## TASK BRIEF
Please, without the pictures, restate every entry exactly.
*** Opening of MATERIAL TO PROCESS ***
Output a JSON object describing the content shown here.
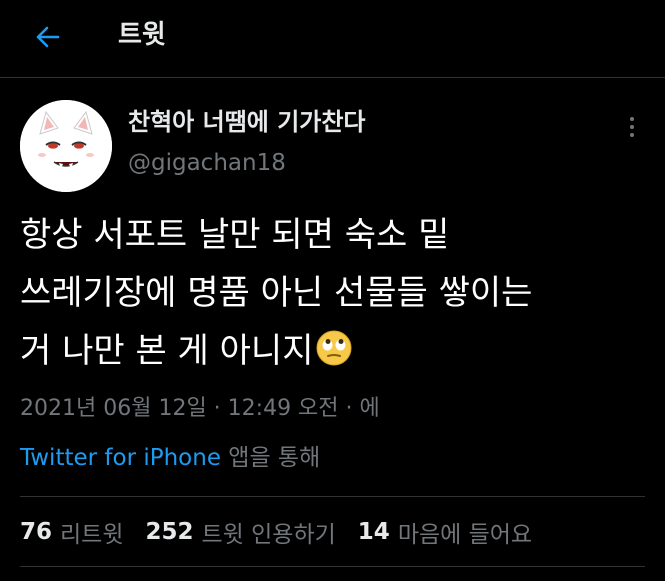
{
  "header": {
    "title": "트윗",
    "back_icon": "arrow-left-icon",
    "accent_color": "#1d9bf0"
  },
  "author": {
    "display_name": "찬혁아 너땜에 기가찬다",
    "handle": "@gigachan18",
    "avatar_icon": "white-cat-avatar"
  },
  "tweet": {
    "lines": [
      "항상 서포트 날만 되면 숙소 밑",
      "쓰레기장에 명품 아닌 선물들 쌓이는",
      "거 나만 본 게 아니지"
    ],
    "emoji": "face-with-rolling-eyes-emoji",
    "timestamp": "2021년 06월 12일 · 12:49 오전 · 에",
    "source_link": "Twitter for iPhone",
    "source_suffix": " 앱을 통해"
  },
  "stats": {
    "retweets_count": "76",
    "retweets_label": "리트윗",
    "quotes_count": "252",
    "quotes_label": "트윗 인용하기",
    "likes_count": "14",
    "likes_label": "마음에 들어요"
  }
}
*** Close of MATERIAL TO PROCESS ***
## TASK OUTPUT
Output a JSON object describing the content shown here.
{
  "header": {
    "title": "트윗",
    "back_icon": "arrow-left-icon",
    "accent_color": "#1d9bf0"
  },
  "author": {
    "display_name": "찬혁아 너땜에 기가찬다",
    "handle": "@gigachan18",
    "avatar_icon": "white-cat-avatar"
  },
  "tweet": {
    "lines": [
      "항상 서포트 날만 되면 숙소 밑",
      "쓰레기장에 명품 아닌 선물들 쌓이는",
      "거 나만 본 게 아니지"
    ],
    "emoji": "face-with-rolling-eyes-emoji",
    "timestamp": "2021년 06월 12일 · 12:49 오전 · 에",
    "source_link": "Twitter for iPhone",
    "source_suffix": " 앱을 통해"
  },
  "stats": {
    "retweets_count": "76",
    "retweets_label": "리트윗",
    "quotes_count": "252",
    "quotes_label": "트윗 인용하기",
    "likes_count": "14",
    "likes_label": "마음에 들어요"
  }
}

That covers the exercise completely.